          Yep, straying into their waters is trivial, so they watch.
          Interfering, that’s just stupid. After all, the ships could just drop anchor in the middle of the channel, maneuver around a bit and oops, accidents happen. Like the regular Iranian speed boat crap that goes on whenever our warships go through.
          A purer case of, “Dude, do you know how much damage you’ll do to my ship if we collide? Absolutely none, won’t even scratch the paint” as can be.

          • Alex Andrite

            Checking, please wait.

          • petzmom

            wzrd1 important

  • Matthew Schilling

    An Iranian drone would not be allowed to fly over any piece of CONUS. A Navy ship is US territory – sensitive territory at that. I would set a zero tolerance policy, and it would include a sphere out a certain distance from the ship. Come within that and lose your toy.

    • wzrd1

      Let me get this straight, an Iranian drone, flying over the Persian Gulf, should not be allowed to fly over any piece of the CONtinental US.
      Got ya.
      No, a warship is not an embassy.
      Hence, if one shoots down an observing asset while in transit within weapons range of one’s homeland, one has committed an act of war.

      • Matthew Schilling

        Boy, just you wait a month, and I will tell you what I think of your reply!

        • wzrd1

          Considering the idiocy of your comment, the delay is understandable. Would you prefer a second month to at least learn to use the lingo correctly?

          Here is a hint, oh geologically challenged one, the Continental US, by definition is not the open ocean, high seas or a passage into the Persian Gulf. Ships are most certainly not part of our continent when away from the continent. Ships are also not embassies, so are not considered under international conventions as US soil. They’re US property, in the case of US government owned vessels and specifically, US military vessels and ships of war and still not considered US soil.

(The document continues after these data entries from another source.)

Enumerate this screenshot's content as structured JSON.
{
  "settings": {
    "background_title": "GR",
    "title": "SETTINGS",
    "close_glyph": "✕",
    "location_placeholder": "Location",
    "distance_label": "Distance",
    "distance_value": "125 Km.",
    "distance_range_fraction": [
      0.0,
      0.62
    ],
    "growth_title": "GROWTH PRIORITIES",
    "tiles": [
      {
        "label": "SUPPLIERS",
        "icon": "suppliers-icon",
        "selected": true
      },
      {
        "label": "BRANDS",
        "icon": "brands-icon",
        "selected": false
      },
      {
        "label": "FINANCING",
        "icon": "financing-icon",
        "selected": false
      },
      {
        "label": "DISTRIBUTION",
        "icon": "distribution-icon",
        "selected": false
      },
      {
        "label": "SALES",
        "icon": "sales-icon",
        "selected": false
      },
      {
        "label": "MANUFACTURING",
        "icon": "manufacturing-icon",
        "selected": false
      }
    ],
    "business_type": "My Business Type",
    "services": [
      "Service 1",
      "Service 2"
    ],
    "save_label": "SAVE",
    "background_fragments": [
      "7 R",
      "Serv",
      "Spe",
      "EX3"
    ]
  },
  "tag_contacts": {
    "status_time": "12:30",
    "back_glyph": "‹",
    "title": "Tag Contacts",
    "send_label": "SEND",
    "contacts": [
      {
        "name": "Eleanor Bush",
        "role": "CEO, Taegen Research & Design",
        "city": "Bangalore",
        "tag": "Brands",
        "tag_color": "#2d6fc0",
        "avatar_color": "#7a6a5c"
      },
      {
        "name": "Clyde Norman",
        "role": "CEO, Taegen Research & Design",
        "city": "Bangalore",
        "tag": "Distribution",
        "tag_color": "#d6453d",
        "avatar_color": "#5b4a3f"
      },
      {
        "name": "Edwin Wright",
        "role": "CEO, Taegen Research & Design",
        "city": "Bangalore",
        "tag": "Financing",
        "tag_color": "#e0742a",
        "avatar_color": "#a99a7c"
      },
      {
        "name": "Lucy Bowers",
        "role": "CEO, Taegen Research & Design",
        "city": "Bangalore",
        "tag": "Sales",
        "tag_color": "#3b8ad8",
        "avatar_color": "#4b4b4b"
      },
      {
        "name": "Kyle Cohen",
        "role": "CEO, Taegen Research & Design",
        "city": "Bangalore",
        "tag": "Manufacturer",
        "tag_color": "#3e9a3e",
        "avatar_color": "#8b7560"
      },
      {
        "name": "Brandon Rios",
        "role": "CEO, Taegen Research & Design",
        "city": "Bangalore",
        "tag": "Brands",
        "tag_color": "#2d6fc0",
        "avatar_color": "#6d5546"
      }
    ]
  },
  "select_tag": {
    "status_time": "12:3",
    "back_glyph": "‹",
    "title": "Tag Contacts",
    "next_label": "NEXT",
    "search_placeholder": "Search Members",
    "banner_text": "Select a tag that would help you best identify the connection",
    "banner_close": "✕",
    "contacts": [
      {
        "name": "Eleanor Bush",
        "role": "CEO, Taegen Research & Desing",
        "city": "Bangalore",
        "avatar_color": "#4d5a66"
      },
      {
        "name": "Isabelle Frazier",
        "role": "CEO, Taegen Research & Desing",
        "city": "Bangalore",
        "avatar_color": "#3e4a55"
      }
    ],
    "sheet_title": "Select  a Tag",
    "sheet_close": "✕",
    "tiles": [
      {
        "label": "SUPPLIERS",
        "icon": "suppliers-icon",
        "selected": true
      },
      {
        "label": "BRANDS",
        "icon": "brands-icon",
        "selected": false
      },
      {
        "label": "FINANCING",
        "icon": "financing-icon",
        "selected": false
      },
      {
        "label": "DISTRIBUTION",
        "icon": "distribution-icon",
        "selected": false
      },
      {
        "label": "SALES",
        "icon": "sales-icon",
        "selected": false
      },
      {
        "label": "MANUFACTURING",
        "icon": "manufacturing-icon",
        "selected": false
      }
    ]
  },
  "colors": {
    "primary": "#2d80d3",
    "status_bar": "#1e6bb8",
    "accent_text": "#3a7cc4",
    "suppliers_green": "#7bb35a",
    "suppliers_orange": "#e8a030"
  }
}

          On second thought, perhaps three months would be more appropriate for your level of unintelligence.

          • Matthew Schilling

            I had heard that as a guy gets older his brain can shrink, and that one symptom of this is he can be very grumpy. Thanks for demonstrating that for me!

  • Matthew Schilling

    Therefore, it only wastes twice as much of it…

  • Ctrot

    All he had to do was take office. The Iranians are smart enough to know that they can’t get away with as much with Trump as they could with The Wimp. It’s just like how they released the embassy hostages the day Ronald Reagan replaced Wimp Mark I.

    • wzrd1

      Uh huh, it had nothing to do with the felonious arms for hostages program, naw, not at all.

      • Ctrot

        Yeah, I am sure that had something to do with it on the day Reagan took office. LOL.

  • E1 Kabong

    Wrong, as usual Diane….

  • RunningBear

    “IF” the Iranians obey the international “standoff” rules with their drones, no problem.

    “BUT”, when they don’t, I would have no issue with causing them to lose control and splash their drone into the sea.

    Why would you allow Iran any less trepidation of approaching an operating US military vessel (no different than the USS Cole) than all other people. These ships are not cruise liners, as the Iranians and all others well recognize.

    Cross the line, lose the drone!…..or don’t go near the line!!

    IMHO
    Fly Navy
    🙂